Joined: July 2003
Hi to all,
I'm a new member and an amateur philosopher.
I think therefore thinking is. Minimally, I know that I brought it forth and it exists in that sense. I experience it's existence. To know that anything is then it must be experienced in some sense. Whether it is real or not may be another matter. I can doubt that I exist but can it be doubted that thinking exists?
If thinking does not exist then it cannot produce knowledge of nor have any true relation to reality and, since all hypothesis is produced by thinking, then all science is dead in the water - at best it could describe but not predict. Successful prediction guarantees the genuine hold by science upon reality itself.
Science is the application of thinking to observation. Then if thinking exists then, ultimately, knowledge and reality must coincide. Granted this is already highly contentious - we are exactly at De Anima III.5 (430a10-26), the most heavily disputed 16 lines in all Western philosophy:

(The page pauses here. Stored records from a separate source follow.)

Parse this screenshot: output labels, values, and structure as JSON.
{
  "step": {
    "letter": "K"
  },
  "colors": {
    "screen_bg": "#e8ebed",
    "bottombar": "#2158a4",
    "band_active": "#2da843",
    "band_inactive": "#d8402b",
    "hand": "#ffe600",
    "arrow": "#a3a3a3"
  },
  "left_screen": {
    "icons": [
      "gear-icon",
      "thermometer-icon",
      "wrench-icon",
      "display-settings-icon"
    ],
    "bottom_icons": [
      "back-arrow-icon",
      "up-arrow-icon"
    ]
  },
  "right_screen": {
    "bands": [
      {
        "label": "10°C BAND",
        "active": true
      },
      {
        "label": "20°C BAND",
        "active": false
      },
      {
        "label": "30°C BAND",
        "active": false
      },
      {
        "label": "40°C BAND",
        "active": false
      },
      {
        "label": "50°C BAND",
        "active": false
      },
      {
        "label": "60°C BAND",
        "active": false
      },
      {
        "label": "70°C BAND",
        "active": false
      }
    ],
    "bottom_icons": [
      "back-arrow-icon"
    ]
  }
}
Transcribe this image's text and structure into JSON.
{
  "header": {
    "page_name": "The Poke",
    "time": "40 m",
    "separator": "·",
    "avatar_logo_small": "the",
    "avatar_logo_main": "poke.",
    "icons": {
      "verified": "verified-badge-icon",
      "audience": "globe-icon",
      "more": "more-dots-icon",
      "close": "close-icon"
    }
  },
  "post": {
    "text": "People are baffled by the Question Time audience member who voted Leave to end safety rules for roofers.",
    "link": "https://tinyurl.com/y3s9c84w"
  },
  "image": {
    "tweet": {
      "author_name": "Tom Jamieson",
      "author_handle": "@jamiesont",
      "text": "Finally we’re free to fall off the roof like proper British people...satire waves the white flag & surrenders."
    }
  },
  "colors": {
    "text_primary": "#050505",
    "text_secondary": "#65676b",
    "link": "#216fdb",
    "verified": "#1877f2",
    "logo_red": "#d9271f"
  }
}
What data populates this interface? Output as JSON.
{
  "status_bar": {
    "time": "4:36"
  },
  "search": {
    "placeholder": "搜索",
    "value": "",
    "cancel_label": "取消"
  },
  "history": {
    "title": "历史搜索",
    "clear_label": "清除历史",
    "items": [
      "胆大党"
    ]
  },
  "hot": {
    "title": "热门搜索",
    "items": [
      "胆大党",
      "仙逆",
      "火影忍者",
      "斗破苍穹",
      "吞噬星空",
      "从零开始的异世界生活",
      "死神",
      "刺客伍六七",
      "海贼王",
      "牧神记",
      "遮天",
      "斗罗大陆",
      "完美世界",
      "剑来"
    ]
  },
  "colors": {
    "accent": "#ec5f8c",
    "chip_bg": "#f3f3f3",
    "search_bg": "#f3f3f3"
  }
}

"But since in all nature one thing is the material for each kind (this is what is in potency all the particular things of that kind), but it is something else that is the causal and productive thing by which all of them are formed, as is the case with an art in relation to its material, it is necessary in the soul to that these distinct things be present; the one sort is intellect by becoming all things, the other sort by forming all things, in the way an active condition such as light does, for in a certain way light too makes the colors that are in potency be at work as colors. This sort of intellect is separate, as well as being without attributes and unmixed, since it is by its thinghood a being-at-work, for what acts is always distinguished in stature above what is acted upon, as a governing source is above the material it works on. Knowledge, in its being-at-work, is the same as the thing it knows, and while knowledge in potency comes first in any one knower, in the whole of things it does not take precedence even in time. This does not mean that at one time it thinks but at another time it does not think, but separated it is just exactly what it is and this alone is deathless and everlasting (though we have no memory, because this sort of intellect is not acted upon, while the sort that is acted upon is destructible), and without this nothing thinks." - On the Soul, Joe Sachs, Green Lion Press, 2001, p142-3.
Greek - Scholastic vocabulary - Sachs
hyle (timber) - matter - material
dynamis - potential - potency
energeia - actual - being-at-work
ousia - substance - thinghood
(This last is "a way of being that belongs to anything which has attributes but but is not an attribute of anything, which is also separate and a this (Metaphysics 1028b 38-39, 1029a 27-28)." Sachs p201.)
The dynamis of knowledge is observation, the energeia is thinking. Traditional dispute over the passage is whether the activity is something merely human or extra-human. If thinking exists whether or not 'I' do then the answer is both.
Assume for a moment that thinking is the permanent, deathless and everlasting being and therefore this generates all reality, simultaneously with the possibility for finite knowers to cognise that reality. How could the creation of the world possibly proceed?
There is no dynamis, nothing, no material to be designed. It has to be creation from absolute ignorance. Thinking on its own is ignorant. The only thinghood is that of thinking itself.
If thinking puts forth its own being into a many, who have the possibility to be knowers because there are others to be known. This many form a community around the hub of thinking. Now this next point is the most speculative that I'm putting forth here. Let a community be a relation between mutually dependent existents, i.e. one die, the community dies - the very existence of each is dependent upon the existence of the others (you'll see why soon).
Now break the communal relation. Either the existents become separately independent or they become mutally exclusive but remain dependent (I can think of no other possiblities). The idea of separation between independent existents is better known as space and mutually exclusive dependency is necessarily a sequence or the idea of time.
This is sure to sound too far-fetched but you may well have read last december's Scientific American with the cover story on Fotini Markopoulou. She generates space and time by placing human beings upon the nodes of a network. A network is the mathematical abstraction of community.